Nalewka is an old-style Polish Liquer that is made through the masceration of various herbs and spices in alcohol, similar to medicinal tinctures.
Nalewki Staropolskie is one such artisanal brand that has a home-brew setup right in the backyard of its owner Karol Majewski. Fruits, herbs and spices are gathered from the nearby forest and ripened under the natural sunlight along with alcohol in large vats.
So manual is the process that they have to shift the vats accordingly to where the sun is shining over the seasons! The liquer is than aged for a minimum of three years before being ready for consumption.
The result is an intense and rich Nalewka made in small batches that are a notch above industrially produced ones. The ‘Four Seasons’ Nalewka made with milk and lemon made an exceptional impression for me, so much so that I bought one back to Singapore.
This family-run business supplies to the most exquisite restaurants in Poland including many government bodies as well as Chef Amaro’s fine-dining restaurant Atelier Amaro. Other than Vodka, be sure to try some Nalewka flavoured liquers which you can purchase from grocery stores or restaurants.
Wild game in Poland is abundant and popular, with many animals making their way into the stomachs of locals.
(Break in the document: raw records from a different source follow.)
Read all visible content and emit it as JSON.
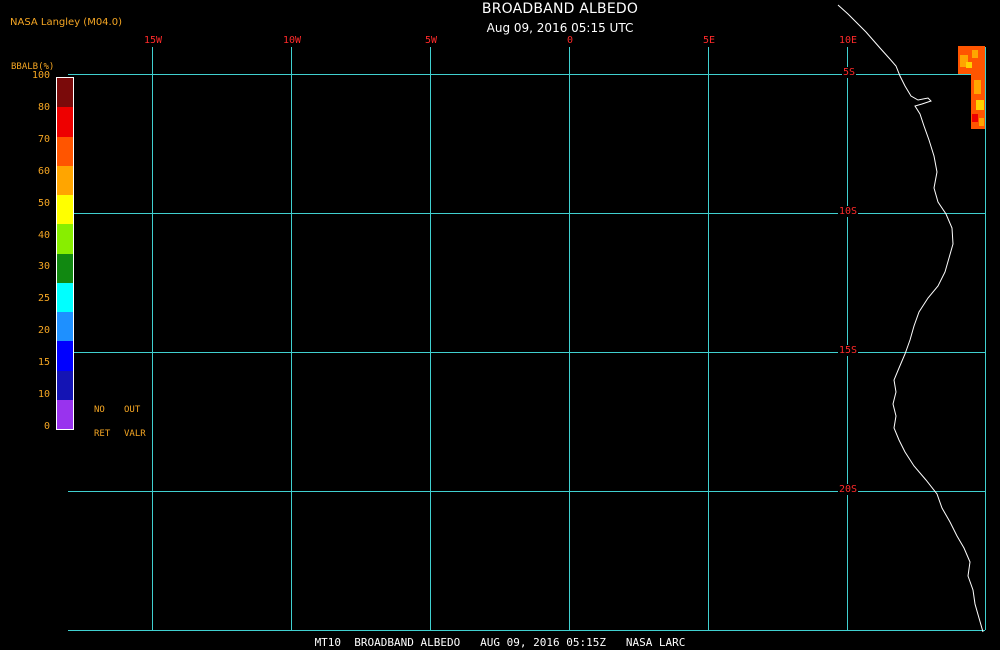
{
  "credit": "NASA Langley (M04.0)",
  "title": "BROADBAND ALBEDO",
  "subtitle": "Aug 09, 2016 05:15 UTC",
  "longitude_labels": [
    "15W",
    "10W",
    "5W",
    "0",
    "5E",
    "10E"
  ],
  "latitude_labels": [
    "5S",
    "10S",
    "15S",
    "20S"
  ],
  "colorbar": {
    "title": "BBALB(%)",
    "labels": [
      "100",
      "80",
      "70",
      "60",
      "50",
      "40",
      "30",
      "25",
      "20",
      "15",
      "10",
      "0"
    ],
    "colors": [
      "#7a0a0a",
      "#ee0000",
      "#ff5500",
      "#ffa500",
      "#ffff00",
      "#88ee00",
      "#118811",
      "#00ffff",
      "#1e90ff",
      "#0000ff",
      "#1414b4",
      "#9933ee"
    ],
    "no_ret": [
      "NO",
      "RET"
    ],
    "out_valr": [
      "OUT",
      "VALR"
    ]
  },
  "footer": "MT10  BROADBAND ALBEDO   AUG 09, 2016 05:15Z   NASA LARC",
  "colors": {
    "grid": "#40d0d0",
    "coast": "#ffffff",
    "label": "#ff2a2a",
    "accent": "#f5a623"
  },
  "map_region": {
    "lon_range": [
      "17W",
      "12E"
    ],
    "lat_range": [
      "3S",
      "25S"
    ]
  }
}
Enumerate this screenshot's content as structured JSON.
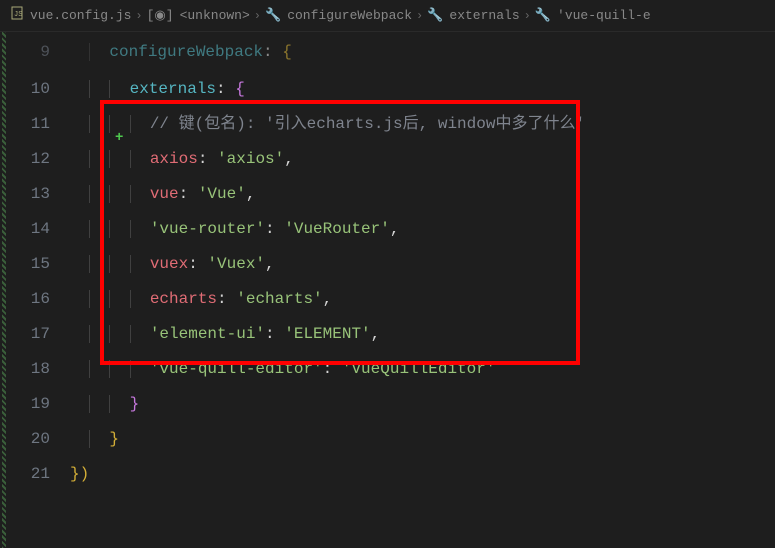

There are strict rules on the hunting and preservation of game in the forests, so there is a balance in the eco-system.
While staying at the historical railway station Hotel-cabin Białowieża Towarowa, I tried roe deer and red deer meat at Carska restaurant. The game meat is usually served raw a la tartare, or grilled. Due to the freshness of the meat hunted from the nearby forests, having it raw is quite the exotic delicacy I highly recommend trying.
Ranging from rabbit to duck, you can find all sorts of amazing wild game in Poland. Chef Artur Moroz from Restaurant Bulaj makes an exceptional good crispy roasted duck that has been brined for days prior. Simply served with potatoes or apples, local duck should also be on any Poland visitor’s to-eat list.
Offal and sweetbread are also commonly used in stews for those more adventurous to literally delve into the bowels of game meat.
Cured fishes, especially herring, are common in Poland with many varieties pickled or smoked for added flavour and longevity.
At the hipster BioBazar Fabryka Norblina marketplace, many grocers sell their fresh local organic produce including herring for take-home consumption.
In restaurants, this small forage fish is usually simply prepared in oil and served with onions to give the oiliness some sweet balance – this dish is known as Śledzie.
Due to its preserved method of preparation that can be kept through winter, Herring is deeply embedded in Polish culture and is always present during holiday feasts like Wigilia (Christmas Eve Supper in Poland).
I hope I’ve enticed you sufficiently to buy a ticket to Poland to try all these amazing foods. For those of us in Singapore that lack this luxury of flying 12 hours across the globe, fret not.
There is a Polish Food Festival happening in Singapore that just might let you try some of these delicacies I’ve mentioned!
Happening from 18 May – 3 June 2017 across various locations, there will be cooking classes, parties (Polish Vodka to be expected) and of course, many Polish meals available to partake in.
For more information on venues and schedules, check out: www.polandshiok.sg